When we looked at antipsychotic medications we found a similar association, though the risk was higher among men and in middle adulthood. Area deprivation was not associated with antipsychotic prescription.
While we used antidepressants and antipsychotics as a proxy for mental health problems, they are often prescribed for other health problems and not all individuals with mental illnesses receive pharmacological treatment. Still, findings with self-reported mental illness led to similar conclusions.
Utilising changing crime levels to understand underlying mechanisms
Scotland experienced a significant drop in crime during the study period, but not all neighbourhoods benefitted equally from this drop and there were even areas where crime increased. In our second study, we used information on changing crime levels, adding neighbourhood crime rates between 2004 and 2013 to our dataset.
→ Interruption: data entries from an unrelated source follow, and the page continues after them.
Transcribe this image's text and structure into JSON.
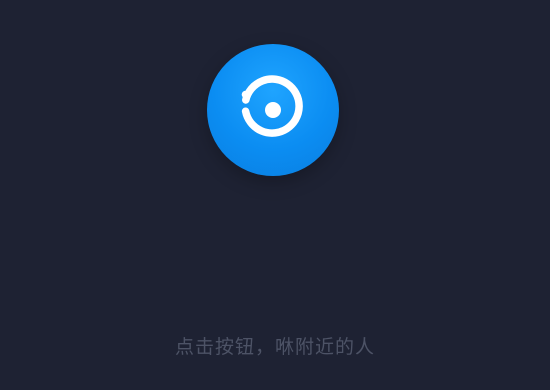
{
  "hint": {
    "text": "点击按钮，咻附近的人"
  },
  "colors": {
    "background": "#1e2233",
    "button": "#0b8df2",
    "hint_text": "#4d5366",
    "icon": "#ffffff"
  },
  "icons": {
    "main_button_icon": "radar-target-icon"
  }
}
Participants’ addresses during this time were available from GP registration records.
Our findings revealed that young adults who stayed in the same neighbourhood while crime levels were increasing were more likely to report mental illness in the 2011 census and to receive antidepressant prescriptions from their GPs. This provides stronger evidence for the impact of neighbourhood crime on individual mental health.
We also found that middle-aged adults who moved into higher-crime areas were more likely to report mental illnesses and have antipsychotics prescribed during the study period. Although it is difficult to tease out exact pathways, this can be due to people with more severe mental health conditions moving to more affordable but often disadvantaged and higher crime areas.
Our studies confirm that local crime is an important predictor of mental health service use, independent of other individual- or area-level risk factors, but the associations differ across type of medication, and between sex and age groups.
Crime and violence reduction programmes, targeting crime hotspots and rehabilitating deprived areas, might be beneficial for population mental health. Mental health promotion in local schools, prevention initiatives for high-risk individuals and enhanced mental health services in high-crime areas might provide opportunities for those most in need.
The project team included Gergő Baranyi, Mark Cherrie, Sarah Curtis, Chris Dibben and Jamie Pearce from the Centre for Research on Environment, Society and Health, University of Edinburgh. Gergő Baranyi presented this research at the UKCenLS conference in Cardiff on September 20. This blog post is based on two papers:
Baranyi G, Cherrie M, Curtis S, Dibben C, Pearce JR. Neighborhood Crime and Psychotropic Medications: A Longitudinal Data Linkage Study of 130,000 Scottish Adults. Am J Prev Med. 2020;58(5):638-647 https://doi.org/10.1016/j.amepre.2019.12.022;
Baranyi G, Cherrie M, Curtis S, Dibben C, Pearce JR. Changing levels of local crime and mental health: a natural experiment using self-reported and service use data in Scotland
J Epidemiol Community Health 2020;74:806-814. https://jech.bmj.com/content/74/10/806;